Should my life be different ? I think I should just go on being the person He wants me to be. I am not perfect but will become more and more like Him. Our physical bodies degenerate with the passage of time but spiritually we become stronger as we experience His faithfulness and learn to trust and obey Him. When I was young, I did not want to commit my life into the hands of my Lord and Saviour Jesus Christ. I felt that this would lead to a loss of control over my life and I wanted to enjoy life in the way I wanted. Later, when I made the commitment, I knew it would be for life – a vow had been made like the one at the time Ann and me married – I will seek your will and follow it all the days of my life (in sickness or in health etc.). Many people advise me to take rest and relax. I find that doing the work that is pleasing in God’s sight brings the greatest rest and relaxation. Contentment and happiness are the rewards of obedience. Strength and health are given as the need arises. I spent several years after my undergraduate days spending time with young Christians, challenging them to find the same fulfillment that comes only by walking in God’s path, holding His hand. After joining Makunda, this became difficult as work took a lot of time. I think that I may again be able to do this as more time becomes available. I find that even if I don’t physically travel to other places, I can still communicate with people over the internet.
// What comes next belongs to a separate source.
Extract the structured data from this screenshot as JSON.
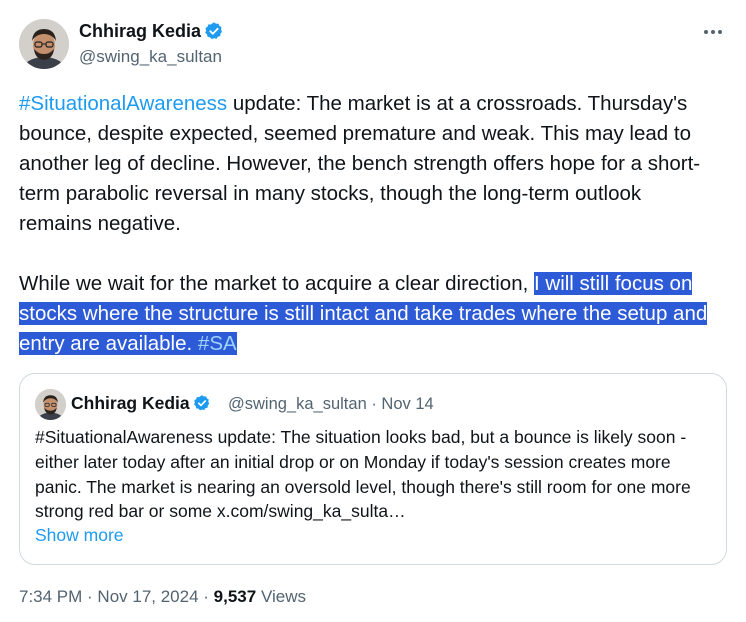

I look forward to whatever God has in store in the days to come. My ambition is to live a life pleasing to Him when on this world and to be welcomed back as a servant who has completed the task given to him when I go to be with God in heaven.

Welcome to the Sparrows Nest

27 Jul

I am Vijay Anand Ismavel, a pediatric surgeon working at Makunda Christian Hospital (www.makunda.in), a remote rural Christian mission hospital in the state of Assam in northeast India. My wife, Ann Miriam, an anesthesiologist, works with me in the same hospital. We went there in 1992, a year after our marriage in December 1991, in response to a request to restart this closed down hospital. The hospital was taken over by the Emmanuel Hospital Association (www.eha-health.org) in 1992 and we joined in 1993. We have been here since then (excluding a period of 3 years when we were at the Christian Medical College at Vellore doing our postgraduate studies). We have seen God at work in our lives as well as in the lives of colleagues, students and patients who have come to this hospital over the years and consider it a privilege to be a part of this wonderful work. I am also keenly interested in photography (especially birds) and it has been a great experience walking around the large campus here discovering and photographing all sorts of insects, plant life, birds and mammals. Our two daughters, Hannah (14) and Deborah (9) stay with us and study at the Makunda Christian High School which was started by the hospital in the same campus.

We have had great encouraging experiences as well as times of discouragement in the past 20 years. Whenever we went through difficulties we were reminded of the song, “His eye is on the sparrow…” ; hence the name of this site. God reminds us that He is always watching over us.

We look forward to sharing thoughts on work, photography, wildlife, medicine and any others that come to mind on this site.